** Provided material follows **

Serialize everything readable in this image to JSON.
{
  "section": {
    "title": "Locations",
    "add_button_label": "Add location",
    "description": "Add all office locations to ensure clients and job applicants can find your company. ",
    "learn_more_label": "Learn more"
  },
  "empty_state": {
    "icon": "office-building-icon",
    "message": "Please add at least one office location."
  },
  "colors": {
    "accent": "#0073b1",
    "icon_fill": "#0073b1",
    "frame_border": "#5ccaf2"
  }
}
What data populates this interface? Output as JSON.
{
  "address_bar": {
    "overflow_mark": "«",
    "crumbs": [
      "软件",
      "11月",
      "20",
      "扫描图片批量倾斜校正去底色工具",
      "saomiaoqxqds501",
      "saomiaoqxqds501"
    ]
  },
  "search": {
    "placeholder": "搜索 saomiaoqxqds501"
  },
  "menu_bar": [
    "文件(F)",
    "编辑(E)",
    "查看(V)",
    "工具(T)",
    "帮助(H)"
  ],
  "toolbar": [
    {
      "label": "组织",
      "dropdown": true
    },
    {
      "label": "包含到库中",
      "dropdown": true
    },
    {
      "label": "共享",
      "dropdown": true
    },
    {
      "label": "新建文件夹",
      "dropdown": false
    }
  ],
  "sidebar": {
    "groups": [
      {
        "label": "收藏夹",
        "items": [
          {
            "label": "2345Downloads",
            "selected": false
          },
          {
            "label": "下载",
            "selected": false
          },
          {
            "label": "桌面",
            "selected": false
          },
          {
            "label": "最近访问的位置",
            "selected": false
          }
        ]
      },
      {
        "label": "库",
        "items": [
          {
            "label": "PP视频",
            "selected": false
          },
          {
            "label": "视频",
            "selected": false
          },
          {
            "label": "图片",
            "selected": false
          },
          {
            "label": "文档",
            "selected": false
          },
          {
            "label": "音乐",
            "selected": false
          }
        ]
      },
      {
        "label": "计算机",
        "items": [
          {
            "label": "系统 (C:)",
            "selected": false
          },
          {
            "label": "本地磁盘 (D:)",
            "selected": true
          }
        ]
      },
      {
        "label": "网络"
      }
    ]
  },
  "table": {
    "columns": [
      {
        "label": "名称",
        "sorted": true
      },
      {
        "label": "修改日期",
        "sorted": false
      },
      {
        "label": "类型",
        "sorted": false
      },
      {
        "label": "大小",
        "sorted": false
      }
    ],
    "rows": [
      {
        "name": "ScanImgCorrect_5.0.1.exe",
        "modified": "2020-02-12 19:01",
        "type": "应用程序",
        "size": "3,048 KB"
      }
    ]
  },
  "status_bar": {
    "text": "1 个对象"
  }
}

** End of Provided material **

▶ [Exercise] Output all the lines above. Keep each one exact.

▶ [Answer space]
Serialize everything readable in this image to JSON.
{
  "section": {
    "title": "Locations",
    "add_button_label": "Add location",
    "description": "Add all office locations to ensure clients and job applicants can find your company. ",
    "learn_more_label": "Learn more"
  },
  "empty_state": {
    "icon": "office-building-icon",
    "message": "Please add at least one office location."
  },
  "colors": {
    "accent": "#0073b1",
    "icon_fill": "#0073b1",
    "frame_border": "#5ccaf2"
  }
}
What data populates this interface? Output as JSON.
{
  "address_bar": {
    "overflow_mark": "«",
    "crumbs": [
      "软件",
      "11月",
      "20",
      "扫描图片批量倾斜校正去底色工具",
      "saomiaoqxqds501",
      "saomiaoqxqds501"
    ]
  },
  "search": {
    "placeholder": "搜索 saomiaoqxqds501"
  },
  "menu_bar": [
    "文件(F)",
    "编辑(E)",
    "查看(V)",
    "工具(T)",
    "帮助(H)"
  ],
  "toolbar": [
    {
      "label": "组织",
      "dropdown": true
    },
    {
      "label": "包含到库中",
      "dropdown": true
    },
    {
      "label": "共享",
      "dropdown": true
    },
    {
      "label": "新建文件夹",
      "dropdown": false
    }
  ],
  "sidebar": {
    "groups": [
      {
        "label": "收藏夹",
        "items": [
          {
            "label": "2345Downloads",
            "selected": false
          },
          {
            "label": "下载",
            "selected": false
          },
          {
            "label": "桌面",
            "selected": false
          },
          {
            "label": "最近访问的位置",
            "selected": false
          }
        ]
      },
      {
        "label": "库",
        "items": [
          {
            "label": "PP视频",
            "selected": false
          },
          {
            "label": "视频",
            "selected": false
          },
          {
            "label": "图片",
            "selected": false
          },
          {
            "label": "文档",
            "selected": false
          },
          {
            "label": "音乐",
            "selected": false
          }
        ]
      },
      {
        "label": "计算机",
        "items": [
          {
            "label": "系统 (C:)",
            "selected": false
          },
          {
            "label": "本地磁盘 (D:)",
            "selected": true
          }
        ]
      },
      {
        "label": "网络"
      }
    ]
  },
  "table": {
    "columns": [
      {
        "label": "名称",
        "sorted": true
      },
      {
        "label": "修改日期",
        "sorted": false
      },
      {
        "label": "类型",
        "sorted": false
      },
      {
        "label": "大小",
        "sorted": false
      }
    ],
    "rows": [
      {
        "name": "ScanImgCorrect_5.0.1.exe",
        "modified": "2020-02-12 19:01",
        "type": "应用程序",
        "size": "3,048 KB"
      }
    ]
  },
  "status_bar": {
    "text": "1 个对象"
  }
}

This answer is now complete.